**Task to complete:** Identify every line in the records below that contains the word "change", and copy each of those lines.

★ ★ ★ ★ ★ ★ ★

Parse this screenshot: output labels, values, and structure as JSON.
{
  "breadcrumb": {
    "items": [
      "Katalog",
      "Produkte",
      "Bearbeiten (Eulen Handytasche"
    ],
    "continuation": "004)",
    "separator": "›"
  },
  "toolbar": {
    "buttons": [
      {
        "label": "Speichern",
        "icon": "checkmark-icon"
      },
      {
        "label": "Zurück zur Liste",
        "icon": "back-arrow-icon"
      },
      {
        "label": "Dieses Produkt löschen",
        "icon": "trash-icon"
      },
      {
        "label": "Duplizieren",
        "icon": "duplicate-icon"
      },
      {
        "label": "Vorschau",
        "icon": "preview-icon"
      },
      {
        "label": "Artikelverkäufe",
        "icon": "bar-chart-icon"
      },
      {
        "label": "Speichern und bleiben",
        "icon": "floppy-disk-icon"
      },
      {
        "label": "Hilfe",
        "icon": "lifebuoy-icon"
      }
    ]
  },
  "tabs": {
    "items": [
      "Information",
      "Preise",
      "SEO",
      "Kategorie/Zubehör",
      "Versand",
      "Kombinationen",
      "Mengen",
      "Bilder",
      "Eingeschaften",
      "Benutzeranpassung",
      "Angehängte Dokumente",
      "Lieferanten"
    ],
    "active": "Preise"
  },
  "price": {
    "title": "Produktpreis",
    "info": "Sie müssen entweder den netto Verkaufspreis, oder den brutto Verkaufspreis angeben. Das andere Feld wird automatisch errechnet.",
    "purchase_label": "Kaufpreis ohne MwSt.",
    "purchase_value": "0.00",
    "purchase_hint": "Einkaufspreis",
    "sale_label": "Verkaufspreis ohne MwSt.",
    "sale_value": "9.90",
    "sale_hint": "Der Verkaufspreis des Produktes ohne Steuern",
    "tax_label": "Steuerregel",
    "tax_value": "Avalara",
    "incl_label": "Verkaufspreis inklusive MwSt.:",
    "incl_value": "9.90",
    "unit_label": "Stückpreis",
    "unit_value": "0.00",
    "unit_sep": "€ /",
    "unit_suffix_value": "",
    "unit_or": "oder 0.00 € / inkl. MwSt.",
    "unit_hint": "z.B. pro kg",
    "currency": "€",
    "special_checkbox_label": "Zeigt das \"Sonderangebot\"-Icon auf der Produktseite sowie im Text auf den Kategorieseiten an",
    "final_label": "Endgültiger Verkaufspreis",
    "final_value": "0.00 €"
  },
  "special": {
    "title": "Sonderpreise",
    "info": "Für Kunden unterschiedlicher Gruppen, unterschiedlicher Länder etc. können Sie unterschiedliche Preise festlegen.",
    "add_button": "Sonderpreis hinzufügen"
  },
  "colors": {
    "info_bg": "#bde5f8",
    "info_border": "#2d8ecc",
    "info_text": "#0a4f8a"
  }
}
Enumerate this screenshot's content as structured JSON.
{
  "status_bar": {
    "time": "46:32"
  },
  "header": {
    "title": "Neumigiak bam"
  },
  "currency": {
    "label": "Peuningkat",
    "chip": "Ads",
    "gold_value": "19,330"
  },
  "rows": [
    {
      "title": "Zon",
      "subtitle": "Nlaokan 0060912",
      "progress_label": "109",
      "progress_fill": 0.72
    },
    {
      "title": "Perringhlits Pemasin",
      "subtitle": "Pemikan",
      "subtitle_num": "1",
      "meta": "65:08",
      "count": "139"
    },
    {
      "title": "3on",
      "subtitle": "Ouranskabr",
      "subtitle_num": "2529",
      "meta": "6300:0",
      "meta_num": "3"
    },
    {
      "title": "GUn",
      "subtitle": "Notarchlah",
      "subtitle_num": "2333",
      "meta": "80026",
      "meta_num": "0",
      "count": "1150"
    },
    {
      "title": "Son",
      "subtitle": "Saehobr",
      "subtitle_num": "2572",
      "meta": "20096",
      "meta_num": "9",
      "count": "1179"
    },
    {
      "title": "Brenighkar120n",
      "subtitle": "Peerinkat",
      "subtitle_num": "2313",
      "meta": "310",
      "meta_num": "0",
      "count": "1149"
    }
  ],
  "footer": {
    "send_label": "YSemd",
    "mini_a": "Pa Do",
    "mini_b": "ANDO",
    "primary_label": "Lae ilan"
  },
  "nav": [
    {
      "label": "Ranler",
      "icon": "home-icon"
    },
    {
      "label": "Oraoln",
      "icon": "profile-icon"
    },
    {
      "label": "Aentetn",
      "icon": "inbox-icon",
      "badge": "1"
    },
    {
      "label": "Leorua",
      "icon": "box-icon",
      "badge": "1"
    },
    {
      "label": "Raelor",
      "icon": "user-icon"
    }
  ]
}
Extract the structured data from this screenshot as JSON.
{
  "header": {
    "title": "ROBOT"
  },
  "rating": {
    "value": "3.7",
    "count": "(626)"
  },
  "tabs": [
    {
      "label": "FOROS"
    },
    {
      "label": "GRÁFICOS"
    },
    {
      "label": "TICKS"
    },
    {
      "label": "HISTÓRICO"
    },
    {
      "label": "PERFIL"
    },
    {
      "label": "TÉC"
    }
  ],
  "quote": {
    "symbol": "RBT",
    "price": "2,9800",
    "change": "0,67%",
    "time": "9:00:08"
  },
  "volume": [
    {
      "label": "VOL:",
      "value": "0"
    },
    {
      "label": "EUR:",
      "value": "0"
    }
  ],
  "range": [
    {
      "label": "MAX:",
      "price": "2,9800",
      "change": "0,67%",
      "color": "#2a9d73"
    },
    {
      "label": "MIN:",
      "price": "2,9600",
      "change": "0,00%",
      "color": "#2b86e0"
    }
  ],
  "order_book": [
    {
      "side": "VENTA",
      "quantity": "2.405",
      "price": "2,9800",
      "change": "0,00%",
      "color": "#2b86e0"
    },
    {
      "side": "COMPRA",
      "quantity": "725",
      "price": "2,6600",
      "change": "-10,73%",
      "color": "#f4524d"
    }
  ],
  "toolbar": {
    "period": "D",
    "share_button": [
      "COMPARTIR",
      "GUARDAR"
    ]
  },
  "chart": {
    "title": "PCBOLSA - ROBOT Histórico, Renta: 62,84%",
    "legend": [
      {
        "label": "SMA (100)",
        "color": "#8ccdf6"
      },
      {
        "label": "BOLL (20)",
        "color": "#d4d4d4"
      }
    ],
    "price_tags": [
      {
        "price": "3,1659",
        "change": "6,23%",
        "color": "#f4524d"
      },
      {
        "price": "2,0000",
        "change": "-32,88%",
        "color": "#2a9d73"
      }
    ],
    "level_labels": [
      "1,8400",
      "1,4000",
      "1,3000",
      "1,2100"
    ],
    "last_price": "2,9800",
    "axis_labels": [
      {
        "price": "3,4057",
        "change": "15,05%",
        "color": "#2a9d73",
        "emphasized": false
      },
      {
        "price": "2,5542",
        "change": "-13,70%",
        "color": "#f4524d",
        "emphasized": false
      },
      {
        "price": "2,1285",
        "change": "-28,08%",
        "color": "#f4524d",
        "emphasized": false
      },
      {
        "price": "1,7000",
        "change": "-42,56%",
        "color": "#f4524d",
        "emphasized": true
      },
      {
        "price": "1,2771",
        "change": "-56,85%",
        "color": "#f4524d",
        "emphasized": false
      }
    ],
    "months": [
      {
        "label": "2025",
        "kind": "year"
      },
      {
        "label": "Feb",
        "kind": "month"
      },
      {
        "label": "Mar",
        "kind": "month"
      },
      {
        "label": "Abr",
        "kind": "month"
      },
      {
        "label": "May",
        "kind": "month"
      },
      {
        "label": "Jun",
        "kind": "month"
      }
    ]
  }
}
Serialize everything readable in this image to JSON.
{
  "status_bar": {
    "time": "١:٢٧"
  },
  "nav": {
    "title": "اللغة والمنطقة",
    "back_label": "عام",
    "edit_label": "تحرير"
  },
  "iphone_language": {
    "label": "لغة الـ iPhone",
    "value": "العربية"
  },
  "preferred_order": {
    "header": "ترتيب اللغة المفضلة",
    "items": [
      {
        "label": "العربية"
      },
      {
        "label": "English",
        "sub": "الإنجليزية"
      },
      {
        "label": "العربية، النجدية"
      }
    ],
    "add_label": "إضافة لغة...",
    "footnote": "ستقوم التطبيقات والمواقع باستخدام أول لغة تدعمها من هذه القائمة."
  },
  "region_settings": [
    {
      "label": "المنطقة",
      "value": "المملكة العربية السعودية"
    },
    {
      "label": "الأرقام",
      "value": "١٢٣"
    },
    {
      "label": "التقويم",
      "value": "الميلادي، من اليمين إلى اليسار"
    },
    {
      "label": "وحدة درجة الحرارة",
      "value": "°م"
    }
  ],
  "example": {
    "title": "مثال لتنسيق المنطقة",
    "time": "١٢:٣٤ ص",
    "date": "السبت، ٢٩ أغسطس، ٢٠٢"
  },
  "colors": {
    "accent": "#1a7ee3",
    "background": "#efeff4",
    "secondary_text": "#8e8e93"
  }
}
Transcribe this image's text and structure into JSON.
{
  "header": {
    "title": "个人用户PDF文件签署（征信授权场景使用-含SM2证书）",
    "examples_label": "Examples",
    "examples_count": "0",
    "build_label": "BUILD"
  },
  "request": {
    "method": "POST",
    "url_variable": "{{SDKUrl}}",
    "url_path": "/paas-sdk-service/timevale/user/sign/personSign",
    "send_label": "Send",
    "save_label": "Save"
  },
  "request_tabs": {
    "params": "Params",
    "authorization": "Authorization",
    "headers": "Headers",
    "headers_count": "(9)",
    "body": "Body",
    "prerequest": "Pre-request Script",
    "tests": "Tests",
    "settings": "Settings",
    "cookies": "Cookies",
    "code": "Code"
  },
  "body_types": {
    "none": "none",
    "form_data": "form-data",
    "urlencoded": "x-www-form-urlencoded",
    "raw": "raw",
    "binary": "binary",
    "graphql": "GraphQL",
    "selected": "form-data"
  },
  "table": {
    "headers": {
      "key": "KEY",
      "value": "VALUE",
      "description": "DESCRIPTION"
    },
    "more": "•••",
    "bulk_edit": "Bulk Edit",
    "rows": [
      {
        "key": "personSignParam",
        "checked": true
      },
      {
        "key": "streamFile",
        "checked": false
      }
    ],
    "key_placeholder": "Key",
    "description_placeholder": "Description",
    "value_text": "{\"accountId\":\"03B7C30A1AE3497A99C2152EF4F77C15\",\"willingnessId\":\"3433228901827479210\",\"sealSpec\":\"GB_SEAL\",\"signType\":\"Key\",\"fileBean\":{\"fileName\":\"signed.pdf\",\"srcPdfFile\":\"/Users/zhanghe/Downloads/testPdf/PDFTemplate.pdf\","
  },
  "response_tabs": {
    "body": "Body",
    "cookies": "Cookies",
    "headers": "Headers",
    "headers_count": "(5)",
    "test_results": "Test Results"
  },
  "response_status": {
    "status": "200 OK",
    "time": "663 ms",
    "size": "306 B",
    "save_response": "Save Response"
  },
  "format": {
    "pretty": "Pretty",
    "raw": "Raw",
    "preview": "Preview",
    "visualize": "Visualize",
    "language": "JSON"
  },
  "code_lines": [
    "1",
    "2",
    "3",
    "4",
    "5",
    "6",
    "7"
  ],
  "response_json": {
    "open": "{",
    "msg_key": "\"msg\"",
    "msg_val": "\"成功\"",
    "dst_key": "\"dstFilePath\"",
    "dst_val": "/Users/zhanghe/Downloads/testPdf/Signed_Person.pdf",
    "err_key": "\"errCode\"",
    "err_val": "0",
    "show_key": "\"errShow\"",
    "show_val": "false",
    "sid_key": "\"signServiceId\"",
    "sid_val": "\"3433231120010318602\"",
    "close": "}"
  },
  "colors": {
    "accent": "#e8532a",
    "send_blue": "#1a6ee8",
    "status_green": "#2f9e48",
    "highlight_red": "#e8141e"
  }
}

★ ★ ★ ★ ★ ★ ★

**Written response:**
    "change": "0,67%",
      "change": "0,67%",
      "change": "0,00%",
      "change": "0,00%",
      "change": "-10,73%",
        "change": "6,23%",
        "change": "-32,88%",
        "change": "15,05%",
        "change": "-13,70%",
        "change": "-28,08%",
        "change": "-42,56%",
        "change": "-56,85%",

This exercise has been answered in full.